"The Great Zim"
That following August, after nine-plus years as a Cub in Chicago (while there he'd distinguished himself with delightful antics like nearly blinding his teammate, Jimmy Sheckard, by throwing ammonia at his face) his team traded the strong-hitting Zimmerman (a New York native) to John McGraw's New York Giants. The next year the Giants went all the way to the World Series, where "The Great Zim" arguably botched a crucial rundown and drew the ire of Giants fans.
And then, on September 11th, 1919, Zimmerman approached Fred Toney, who was pitching for the Giants that evening, after the first inning, and suggested that delivering a less-than-stellar pitching performance would be "worth his while." And he didn't stop there, soon bullying (with the help of cohort and incessant gambler Hal Chase) a number of Giants players with similar suggestions to throw games.
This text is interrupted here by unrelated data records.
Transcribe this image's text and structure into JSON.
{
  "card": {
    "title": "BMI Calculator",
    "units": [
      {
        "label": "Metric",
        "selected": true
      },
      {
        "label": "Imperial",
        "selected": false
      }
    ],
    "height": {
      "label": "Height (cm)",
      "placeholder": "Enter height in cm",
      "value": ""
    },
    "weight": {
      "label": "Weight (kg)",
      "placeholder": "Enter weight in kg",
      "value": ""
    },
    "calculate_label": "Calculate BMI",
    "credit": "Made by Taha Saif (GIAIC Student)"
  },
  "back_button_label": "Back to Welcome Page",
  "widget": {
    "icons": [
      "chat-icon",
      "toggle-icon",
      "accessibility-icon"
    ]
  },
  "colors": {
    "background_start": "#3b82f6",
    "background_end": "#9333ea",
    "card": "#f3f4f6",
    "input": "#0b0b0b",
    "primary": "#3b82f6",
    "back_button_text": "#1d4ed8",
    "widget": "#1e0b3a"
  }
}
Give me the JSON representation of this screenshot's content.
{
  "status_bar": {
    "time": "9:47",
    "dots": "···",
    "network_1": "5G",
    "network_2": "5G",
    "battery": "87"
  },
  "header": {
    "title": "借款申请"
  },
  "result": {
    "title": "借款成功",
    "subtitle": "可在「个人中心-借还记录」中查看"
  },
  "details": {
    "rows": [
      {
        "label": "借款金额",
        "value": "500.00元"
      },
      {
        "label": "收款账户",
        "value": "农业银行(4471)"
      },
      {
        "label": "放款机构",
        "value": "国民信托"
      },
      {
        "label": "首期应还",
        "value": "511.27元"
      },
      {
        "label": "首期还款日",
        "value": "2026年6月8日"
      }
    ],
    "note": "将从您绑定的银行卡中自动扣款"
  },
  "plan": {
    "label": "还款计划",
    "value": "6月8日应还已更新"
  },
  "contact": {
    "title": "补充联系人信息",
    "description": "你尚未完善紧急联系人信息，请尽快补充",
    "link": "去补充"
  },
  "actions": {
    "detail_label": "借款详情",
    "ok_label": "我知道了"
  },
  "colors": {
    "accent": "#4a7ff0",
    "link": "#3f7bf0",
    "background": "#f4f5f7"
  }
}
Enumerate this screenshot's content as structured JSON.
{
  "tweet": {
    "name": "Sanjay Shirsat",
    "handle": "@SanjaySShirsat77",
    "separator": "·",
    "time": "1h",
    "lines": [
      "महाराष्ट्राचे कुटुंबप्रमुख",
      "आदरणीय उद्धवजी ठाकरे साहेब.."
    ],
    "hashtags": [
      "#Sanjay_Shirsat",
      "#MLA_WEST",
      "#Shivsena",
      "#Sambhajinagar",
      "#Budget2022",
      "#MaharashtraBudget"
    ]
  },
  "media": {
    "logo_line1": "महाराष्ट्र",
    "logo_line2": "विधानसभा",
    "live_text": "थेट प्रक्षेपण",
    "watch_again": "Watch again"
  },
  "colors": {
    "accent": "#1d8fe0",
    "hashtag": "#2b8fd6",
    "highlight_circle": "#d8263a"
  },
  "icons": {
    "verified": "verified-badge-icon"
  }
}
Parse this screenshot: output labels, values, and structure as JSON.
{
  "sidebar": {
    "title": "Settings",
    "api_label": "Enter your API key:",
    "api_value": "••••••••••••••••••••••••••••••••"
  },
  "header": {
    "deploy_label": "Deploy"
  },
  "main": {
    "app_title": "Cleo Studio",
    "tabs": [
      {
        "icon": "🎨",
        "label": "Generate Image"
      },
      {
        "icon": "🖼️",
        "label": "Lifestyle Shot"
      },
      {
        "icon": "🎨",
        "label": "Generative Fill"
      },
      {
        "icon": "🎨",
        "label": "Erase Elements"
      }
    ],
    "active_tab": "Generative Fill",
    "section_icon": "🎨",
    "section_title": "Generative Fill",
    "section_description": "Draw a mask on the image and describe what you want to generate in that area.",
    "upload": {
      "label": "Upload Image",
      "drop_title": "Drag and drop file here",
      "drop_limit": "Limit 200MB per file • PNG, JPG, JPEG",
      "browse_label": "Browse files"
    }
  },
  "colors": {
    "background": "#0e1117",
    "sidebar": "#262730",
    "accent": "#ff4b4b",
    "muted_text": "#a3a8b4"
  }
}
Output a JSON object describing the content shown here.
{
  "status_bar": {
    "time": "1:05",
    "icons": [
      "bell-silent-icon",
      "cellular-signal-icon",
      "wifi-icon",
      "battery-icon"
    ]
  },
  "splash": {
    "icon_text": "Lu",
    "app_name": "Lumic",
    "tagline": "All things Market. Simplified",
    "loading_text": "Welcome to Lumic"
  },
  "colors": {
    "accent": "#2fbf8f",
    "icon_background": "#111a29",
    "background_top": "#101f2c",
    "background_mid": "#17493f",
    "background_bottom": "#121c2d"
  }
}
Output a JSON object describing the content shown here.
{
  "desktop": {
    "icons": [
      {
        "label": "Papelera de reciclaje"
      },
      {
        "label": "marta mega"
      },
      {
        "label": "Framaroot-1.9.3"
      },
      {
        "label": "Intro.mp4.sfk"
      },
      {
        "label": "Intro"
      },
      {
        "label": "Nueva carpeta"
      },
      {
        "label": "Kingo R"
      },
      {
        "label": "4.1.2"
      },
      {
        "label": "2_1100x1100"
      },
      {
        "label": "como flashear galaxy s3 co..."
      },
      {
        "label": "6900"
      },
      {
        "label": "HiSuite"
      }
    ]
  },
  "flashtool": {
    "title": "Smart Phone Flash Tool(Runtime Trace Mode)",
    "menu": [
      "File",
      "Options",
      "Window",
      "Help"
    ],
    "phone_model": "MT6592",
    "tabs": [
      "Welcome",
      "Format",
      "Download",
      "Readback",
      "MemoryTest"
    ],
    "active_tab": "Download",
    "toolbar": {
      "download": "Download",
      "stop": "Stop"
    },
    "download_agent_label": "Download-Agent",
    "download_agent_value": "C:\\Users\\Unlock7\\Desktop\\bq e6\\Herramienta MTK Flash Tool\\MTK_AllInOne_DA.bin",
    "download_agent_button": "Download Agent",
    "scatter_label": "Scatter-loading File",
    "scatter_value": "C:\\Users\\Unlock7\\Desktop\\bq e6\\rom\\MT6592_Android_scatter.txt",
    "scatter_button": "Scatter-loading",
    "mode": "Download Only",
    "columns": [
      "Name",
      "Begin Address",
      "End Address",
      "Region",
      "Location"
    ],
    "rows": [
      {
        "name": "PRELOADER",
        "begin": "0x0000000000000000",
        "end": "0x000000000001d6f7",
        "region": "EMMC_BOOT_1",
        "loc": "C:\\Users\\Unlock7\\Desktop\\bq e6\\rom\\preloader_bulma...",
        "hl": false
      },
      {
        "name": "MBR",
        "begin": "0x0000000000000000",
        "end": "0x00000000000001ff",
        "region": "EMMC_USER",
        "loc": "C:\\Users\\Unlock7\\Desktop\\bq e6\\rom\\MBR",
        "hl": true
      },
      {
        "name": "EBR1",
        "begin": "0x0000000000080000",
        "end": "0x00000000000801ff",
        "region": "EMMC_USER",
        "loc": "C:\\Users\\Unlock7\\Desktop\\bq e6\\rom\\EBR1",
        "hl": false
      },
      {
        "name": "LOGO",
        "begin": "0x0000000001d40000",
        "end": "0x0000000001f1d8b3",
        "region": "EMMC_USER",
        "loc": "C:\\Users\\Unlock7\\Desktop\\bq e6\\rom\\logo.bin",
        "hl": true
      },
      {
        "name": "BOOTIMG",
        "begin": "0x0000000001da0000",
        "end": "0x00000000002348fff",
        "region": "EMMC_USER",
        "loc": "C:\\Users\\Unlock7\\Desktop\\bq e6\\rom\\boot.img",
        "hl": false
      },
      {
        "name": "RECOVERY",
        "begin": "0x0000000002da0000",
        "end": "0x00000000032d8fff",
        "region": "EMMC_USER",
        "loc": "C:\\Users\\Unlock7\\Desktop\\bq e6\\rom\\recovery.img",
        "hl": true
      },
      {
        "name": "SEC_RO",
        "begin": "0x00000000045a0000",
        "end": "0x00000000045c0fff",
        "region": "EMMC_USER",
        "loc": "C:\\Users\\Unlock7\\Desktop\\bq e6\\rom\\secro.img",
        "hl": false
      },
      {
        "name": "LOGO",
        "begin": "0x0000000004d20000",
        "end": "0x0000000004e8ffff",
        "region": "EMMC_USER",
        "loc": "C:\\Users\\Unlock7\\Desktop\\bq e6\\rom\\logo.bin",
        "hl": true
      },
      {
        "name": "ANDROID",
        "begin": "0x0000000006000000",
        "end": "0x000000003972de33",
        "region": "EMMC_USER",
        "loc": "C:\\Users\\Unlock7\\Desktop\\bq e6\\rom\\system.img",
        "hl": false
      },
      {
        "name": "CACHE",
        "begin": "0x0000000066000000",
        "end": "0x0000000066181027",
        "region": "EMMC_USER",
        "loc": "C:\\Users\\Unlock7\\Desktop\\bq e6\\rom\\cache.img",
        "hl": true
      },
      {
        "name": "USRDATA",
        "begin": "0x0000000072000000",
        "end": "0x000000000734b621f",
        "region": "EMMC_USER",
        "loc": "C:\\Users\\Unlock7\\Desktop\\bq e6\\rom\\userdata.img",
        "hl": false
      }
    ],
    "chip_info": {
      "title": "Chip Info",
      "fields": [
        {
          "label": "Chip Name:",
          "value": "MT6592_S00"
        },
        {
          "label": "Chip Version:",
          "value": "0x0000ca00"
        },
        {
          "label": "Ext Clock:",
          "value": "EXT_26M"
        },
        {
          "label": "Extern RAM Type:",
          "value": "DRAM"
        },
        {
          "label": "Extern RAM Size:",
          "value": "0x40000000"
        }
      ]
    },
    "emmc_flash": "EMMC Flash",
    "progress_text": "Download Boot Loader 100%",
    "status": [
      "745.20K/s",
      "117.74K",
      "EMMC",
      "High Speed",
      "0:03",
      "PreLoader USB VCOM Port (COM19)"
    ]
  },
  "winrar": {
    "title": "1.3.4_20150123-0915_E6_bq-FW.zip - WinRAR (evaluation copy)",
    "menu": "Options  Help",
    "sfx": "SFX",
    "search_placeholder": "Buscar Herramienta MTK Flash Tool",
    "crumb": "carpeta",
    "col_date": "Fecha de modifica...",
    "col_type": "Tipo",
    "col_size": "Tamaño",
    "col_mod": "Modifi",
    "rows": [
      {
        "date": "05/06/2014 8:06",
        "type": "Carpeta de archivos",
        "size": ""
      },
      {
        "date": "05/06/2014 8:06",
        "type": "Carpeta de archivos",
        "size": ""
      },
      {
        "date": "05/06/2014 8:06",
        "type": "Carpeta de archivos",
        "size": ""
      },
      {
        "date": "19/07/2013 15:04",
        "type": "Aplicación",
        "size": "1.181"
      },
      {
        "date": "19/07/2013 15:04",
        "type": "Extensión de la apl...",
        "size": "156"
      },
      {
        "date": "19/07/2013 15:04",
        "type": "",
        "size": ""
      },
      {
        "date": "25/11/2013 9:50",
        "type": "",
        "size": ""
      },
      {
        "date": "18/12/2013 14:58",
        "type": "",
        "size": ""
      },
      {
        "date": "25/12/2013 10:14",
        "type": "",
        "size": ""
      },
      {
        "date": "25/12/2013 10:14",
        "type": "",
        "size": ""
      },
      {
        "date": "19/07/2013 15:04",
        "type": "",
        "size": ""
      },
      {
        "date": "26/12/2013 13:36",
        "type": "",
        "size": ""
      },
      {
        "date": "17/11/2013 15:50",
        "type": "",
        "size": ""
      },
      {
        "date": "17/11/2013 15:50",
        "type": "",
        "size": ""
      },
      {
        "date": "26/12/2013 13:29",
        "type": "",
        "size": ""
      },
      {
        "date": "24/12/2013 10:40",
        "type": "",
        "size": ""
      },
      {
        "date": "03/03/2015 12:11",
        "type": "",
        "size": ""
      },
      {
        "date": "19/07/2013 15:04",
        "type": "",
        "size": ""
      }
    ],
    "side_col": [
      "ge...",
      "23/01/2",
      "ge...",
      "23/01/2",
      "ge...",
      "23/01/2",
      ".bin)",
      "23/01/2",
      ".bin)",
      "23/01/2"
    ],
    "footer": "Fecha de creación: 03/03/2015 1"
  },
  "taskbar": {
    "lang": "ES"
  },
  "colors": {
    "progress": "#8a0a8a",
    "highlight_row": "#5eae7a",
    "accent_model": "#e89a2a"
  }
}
McGraw suspended him, and a few months later the legendary manager and pitcher Toney would testify to Zim's various misdeeds in court. Zimmerman never played Major League Baseball again.